2) Out of all these self portraits, Brett Gamache, Susanna Coffey, and Pablo Picasso, they all have a certain style or mood to them. Brett Gamache’s portrait has more shadows and has a higher contrast than Susanna Coffey or Pablo Picasso. They are all life like paintings done in oil but they create a different mood done by the artist. Brett Gamache was enforcing a very sad or relaxed mood in his self portrait. Susanna Coffey was trying to create a painting with blue tones and closely related colors. The self portrait painting of Pablo Picasso has dark shades of blues as it goes with his dark clothing and hair. He most likely thought of these colors and they would stand out since that is what it seemed that he was going for. His face is white and the composition has a high contrast against the black and blue tones.

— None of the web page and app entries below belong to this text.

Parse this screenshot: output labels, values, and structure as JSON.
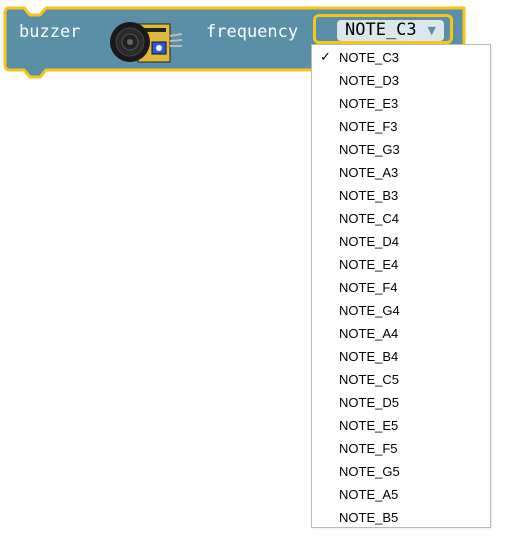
{
  "block": {
    "label_buzzer": "buzzer",
    "label_frequency": "frequency",
    "icon": "buzzer-module-icon",
    "colors": {
      "block_fill": "#5b8fa8",
      "block_border": "#f5c518",
      "field_bg": "#dbe7ec"
    }
  },
  "field": {
    "value": "NOTE_C3",
    "arrow": "▼"
  },
  "menu": {
    "check_mark": "✓",
    "selected_index": 0,
    "items": [
      "NOTE_C3",
      "NOTE_D3",
      "NOTE_E3",
      "NOTE_F3",
      "NOTE_G3",
      "NOTE_A3",
      "NOTE_B3",
      "NOTE_C4",
      "NOTE_D4",
      "NOTE_E4",
      "NOTE_F4",
      "NOTE_G4",
      "NOTE_A4",
      "NOTE_B4",
      "NOTE_C5",
      "NOTE_D5",
      "NOTE_E5",
      "NOTE_F5",
      "NOTE_G5",
      "NOTE_A5",
      "NOTE_B5"
    ]
  }
}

3) The strongest self portrait is Brett Gamache. He made his self portrait stand out in such a way that made me really like it. He created a sense of realism that he made himself seem life like. It was even more interesting to me because when I met him last year I had a sense of what he looked like and then I see the self portrait painting that he had done and it is almost exactly like him. The colors that Brett used made a balance and everything balanced out with the colors and tones that he used for each section the right shade was used to achieve this realism. All of these hues and shades of tones applied in such contrast created the certain form as a person would be shaped as and Brett did this in a special way which he achieved this form as so perfect to the form of himself. Throughout the composition, with all of the realistic forms, contrast, textures, values, and tones they come together to create an emphasis, a focal point in the composition. In the painting it would be Brett’s face since that is the subject matter of his self portrait and the first thing that the viewer is drawn to when they see the painting.

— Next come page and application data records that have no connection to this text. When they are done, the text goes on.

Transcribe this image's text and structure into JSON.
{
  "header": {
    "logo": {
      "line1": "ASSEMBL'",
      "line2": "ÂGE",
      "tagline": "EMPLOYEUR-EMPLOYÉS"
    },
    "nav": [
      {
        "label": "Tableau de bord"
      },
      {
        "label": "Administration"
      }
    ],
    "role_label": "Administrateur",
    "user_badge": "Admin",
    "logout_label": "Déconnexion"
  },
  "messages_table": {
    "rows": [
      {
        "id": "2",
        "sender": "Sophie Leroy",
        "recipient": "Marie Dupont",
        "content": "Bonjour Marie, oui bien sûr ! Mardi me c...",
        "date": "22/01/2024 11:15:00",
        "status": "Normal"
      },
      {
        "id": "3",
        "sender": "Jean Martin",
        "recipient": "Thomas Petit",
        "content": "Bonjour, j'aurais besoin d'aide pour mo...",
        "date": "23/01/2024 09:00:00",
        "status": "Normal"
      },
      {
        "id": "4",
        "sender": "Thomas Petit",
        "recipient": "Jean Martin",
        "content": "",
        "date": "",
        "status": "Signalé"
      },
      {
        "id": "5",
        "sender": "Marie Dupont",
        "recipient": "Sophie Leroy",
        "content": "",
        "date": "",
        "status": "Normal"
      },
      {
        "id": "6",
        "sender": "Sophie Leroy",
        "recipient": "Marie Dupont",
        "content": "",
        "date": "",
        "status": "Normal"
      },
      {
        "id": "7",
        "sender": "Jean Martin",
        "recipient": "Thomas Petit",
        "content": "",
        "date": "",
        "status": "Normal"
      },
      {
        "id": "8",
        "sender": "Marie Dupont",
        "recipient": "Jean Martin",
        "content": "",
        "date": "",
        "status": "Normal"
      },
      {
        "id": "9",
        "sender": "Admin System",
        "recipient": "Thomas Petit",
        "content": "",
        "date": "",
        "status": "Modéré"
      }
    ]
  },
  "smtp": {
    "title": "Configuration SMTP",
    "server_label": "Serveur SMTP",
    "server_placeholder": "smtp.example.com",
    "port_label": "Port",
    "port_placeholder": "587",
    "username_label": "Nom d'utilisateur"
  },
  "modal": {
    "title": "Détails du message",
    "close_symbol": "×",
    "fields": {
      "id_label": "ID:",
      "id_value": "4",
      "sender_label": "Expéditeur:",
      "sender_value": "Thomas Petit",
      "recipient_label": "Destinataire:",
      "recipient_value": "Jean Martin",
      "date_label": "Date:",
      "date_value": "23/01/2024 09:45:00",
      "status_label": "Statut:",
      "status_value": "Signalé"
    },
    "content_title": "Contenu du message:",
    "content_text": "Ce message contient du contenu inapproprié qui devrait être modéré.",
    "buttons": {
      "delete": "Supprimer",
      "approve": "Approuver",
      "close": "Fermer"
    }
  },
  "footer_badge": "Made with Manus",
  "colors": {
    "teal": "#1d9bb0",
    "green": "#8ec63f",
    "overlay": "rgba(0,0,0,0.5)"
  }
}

4) An artist might choose to focus on self portraits because they may be drawn to how they look and they may like painting someone that they know really well as themselves. As the artist paints this picture of themselves again and again they may come to find out that each self portrait that they paint will get better and better at it and they will look more like themselves as they do these portraits. Certain artists may be drawn to this kind of art as they enjoy doing it and seeing their improvements. There are also so many different styles and mediums that artists can use, they may like to do a self portrait of themselves and then render a bunch in a different mood, style, or medium. They can paint, do oil pastel, oil painting, pencil, chalk pastel, etc. But most famous artists use oil painting as the most common for self portraits.